What he seems to be saying here is that “Glorious Purpose” closes the book on 14 years of storytelling in the Marvel Cinematic Universe (MCU), which Hiddleston has been an integral part of… From Thor in 2011, through The Avengers, Thor: The Dark World, Thor: Ragnarok, Avengers: Infinity War, and Avengers: Endgame. And then continuing through 12 episodes of Loki as he notes.
But — and spoilers for the episode past this point — Loki is not dead at the end of Loki. He is not just alive, but a crucial part of the multiverse as he is powering the whole thing on his lonesome. Loki is no longer Loki, and he is more than He Who Remains (Jonathan Majors) ever was. He is… Loktree, the Multiversal World Tree. Or maybe the God of Time or something, unclear. Whatever it is, Loki is still out there, and while 14 years of Tom Hiddleston’s life and character development are brought to a close in the finale, that does not mean he can’t return as Loki in some future movie. Perhaps Avengers: Secret Wars, which will reduce the multiverse down to one, patchwork planet? Seems like the sort of thing the guy who is holding the multiverse together might have something to say about.
Watch Tom Hiddleston Talk The End Of Loki On The Tonight Show:

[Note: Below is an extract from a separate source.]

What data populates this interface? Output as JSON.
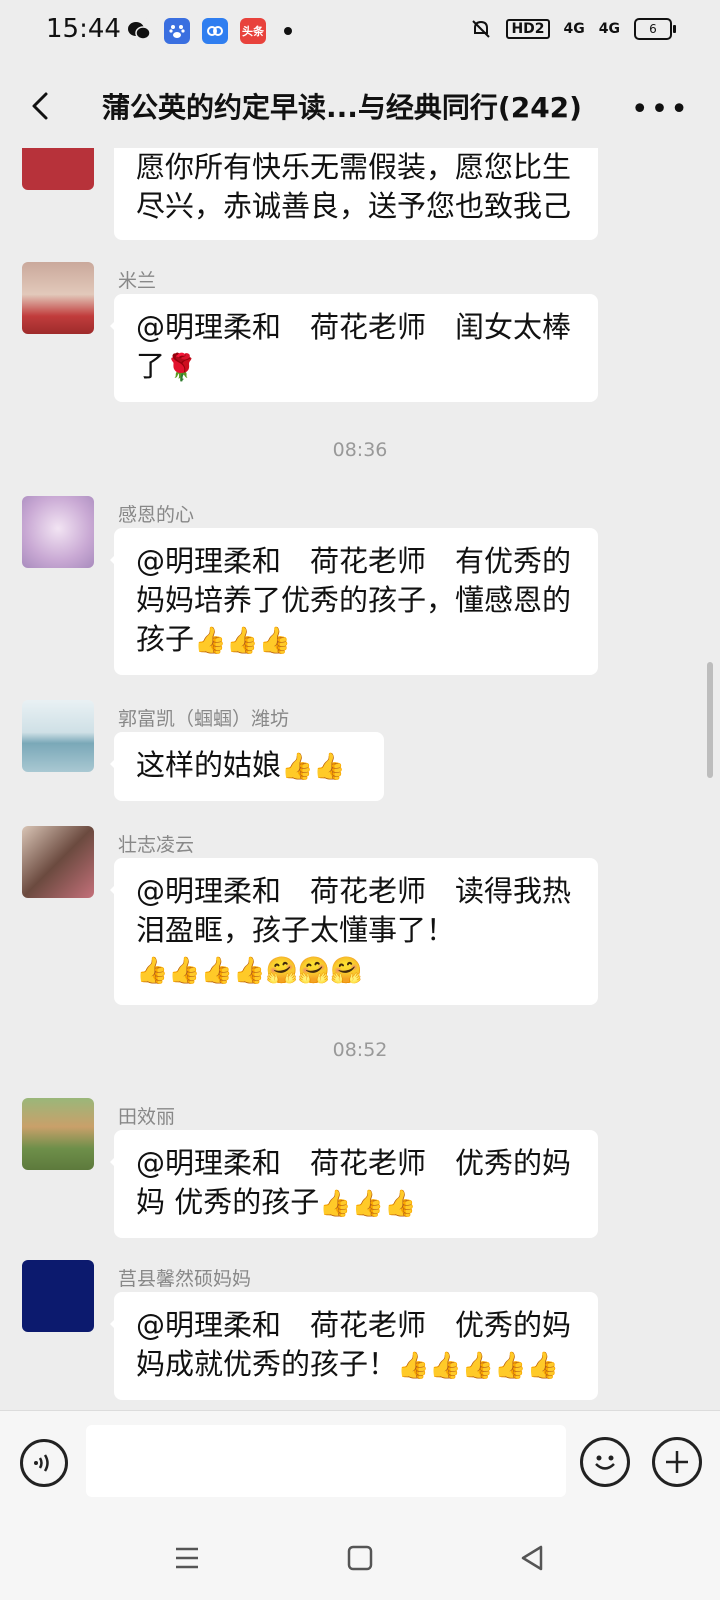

There’s plenty more Hiddleston had to say about the finale, despite Fallon constantly interrupting and trying to push the conversation over in other directions — again, exactly the sort of thing you want an interviewer to do. But Hiddleston, undeterred, kept returning to talk thematically about what the Loki finale means to him, and the character.

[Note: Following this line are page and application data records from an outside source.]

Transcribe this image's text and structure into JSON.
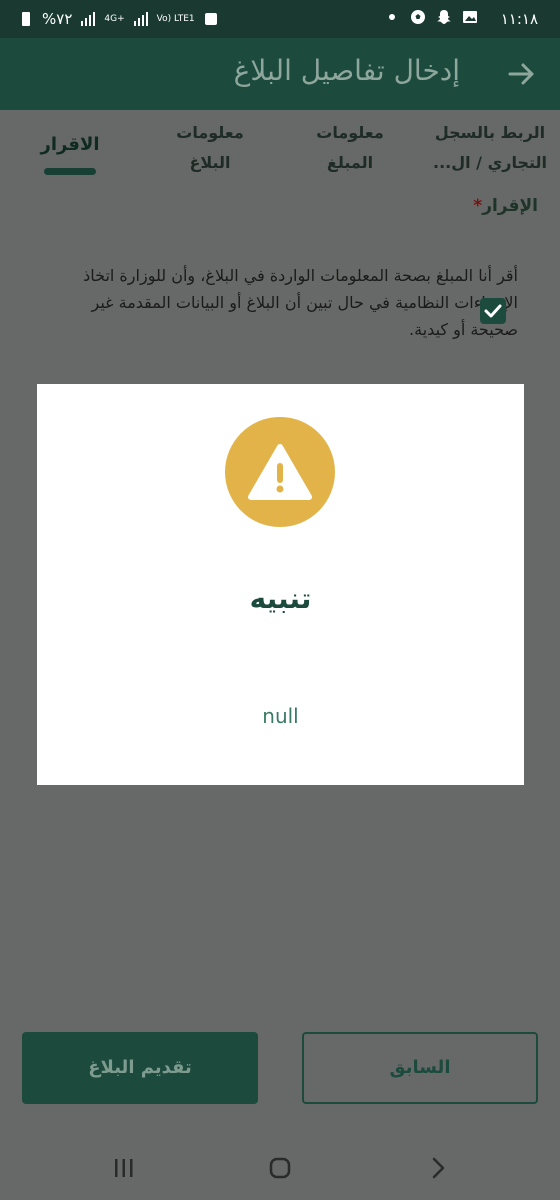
{
  "status_bar": {
    "time": "١١:١٨",
    "battery": "%٧٢",
    "network_labels": [
      "4G+",
      "Vo) LTE1"
    ]
  },
  "app_bar": {
    "title": "إدخال تفاصيل البلاغ",
    "back_icon": "arrow-right-icon"
  },
  "tabs": [
    {
      "label_line1": "الربط بالسجل",
      "label_line2": "التجاري / ال...",
      "active": false
    },
    {
      "label_line1": "معلومات",
      "label_line2": "المبلغ",
      "active": false
    },
    {
      "label_line1": "معلومات",
      "label_line2": "البلاغ",
      "active": false
    },
    {
      "label_line1": "الاقرار",
      "label_line2": "",
      "active": true
    }
  ],
  "declaration": {
    "section_label": "الإقرار",
    "required_mark": "*",
    "text": "أقر أنا المبلغ بصحة المعلومات الواردة في البلاغ، وأن للوزارة اتخاذ الإجراءات النظامية في حال تبين أن البلاغ أو البيانات المقدمة غير صحيحة أو كيدية.",
    "checked": true
  },
  "dialog": {
    "icon": "warning-icon",
    "title": "تنبيه",
    "message": "null"
  },
  "buttons": {
    "submit": "تقديم البلاغ",
    "previous": "السابق"
  },
  "colors": {
    "primary": "#1c4b3e",
    "warning": "#e2b349",
    "overlay": "#666967"
  }
}
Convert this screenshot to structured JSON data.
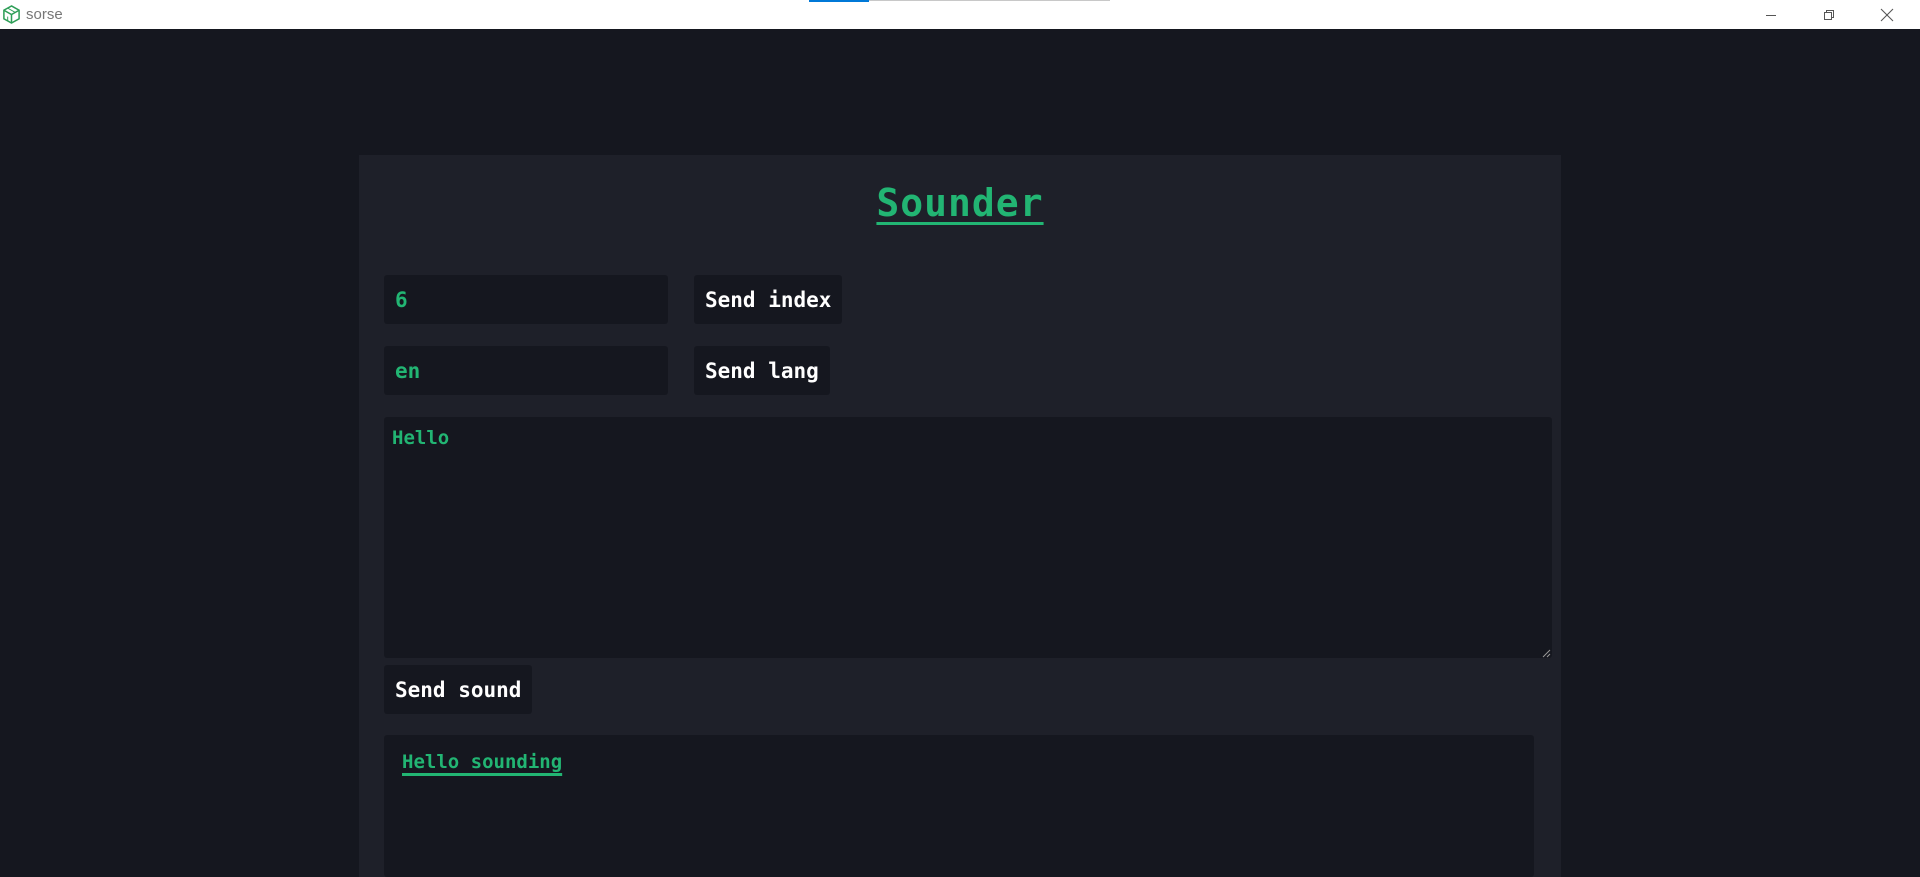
{
  "window": {
    "title": "sorse",
    "icon": "app-cube-icon",
    "controls": [
      "minimize-icon",
      "restore-icon",
      "close-icon"
    ]
  },
  "app": {
    "heading": "Sounder",
    "index_value": "6",
    "send_index_label": "Send index",
    "lang_value": "en",
    "send_lang_label": "Send lang",
    "message_value": "Hello",
    "send_sound_label": "Send sound",
    "output": [
      "Hello sounding"
    ]
  },
  "colors": {
    "accent": "#22b573",
    "page_background": "#15171f",
    "panel_background": "#1e2029",
    "button_text": "#ffffff"
  }
}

You can read a transcript of his thoughts below, followed by the full video. I don’t recommend that, though.
“In the finale, I do think there are echoes and resonances of every version of Loki that I’ve played. And I think, without spoiling it — the episode is called ‘Glorious Purpose.’ And if you remember, in the first Avengers film, Loki comes down to Earth, looks straight at Sam Jackson as Nick Fury, and I say, ‘I am Loki of Asgard, and I am burdened with glorious purpose.’ And he’s arrogant, and he’s hubristic, and he’s entitled, and he’s puffed up, and he’s going to take over the world. And then, you know, it doesn’t go so well for him. We’ve all seen Infinity War. Face to face with Thanos. Not so glorious. At the beginning of Season 1, Mobius, played by Owen Wilson — the best ever… He basically shows Loki the glorious purpose was a fallacy. And he gets kind of a second chance. And that, I think, was the most exciting thing about this show was seeing Loki try to rethink and rediscover that sense of purpose, which we can all relate to. We all wonder if we’re in charge of our own story. Can a leopard change his spots? Do we have any free will? And in exercising free will, you make choices in your own life. You get a — I don’t know — you get a black coffee, or a latte, or a cappuccino, that’s a choice. I mean, it’s a small choice. Every choice you make adds up to the picture of your life. And do those choices inform your purpose? And I think all of us as people want happy lives, but we also want lives with a purpose. And that’s really what the show is talking about… I the end he comes back to meaning, and identity, and family, which is really what Loki has always been about. It’s always been about purpose and family.”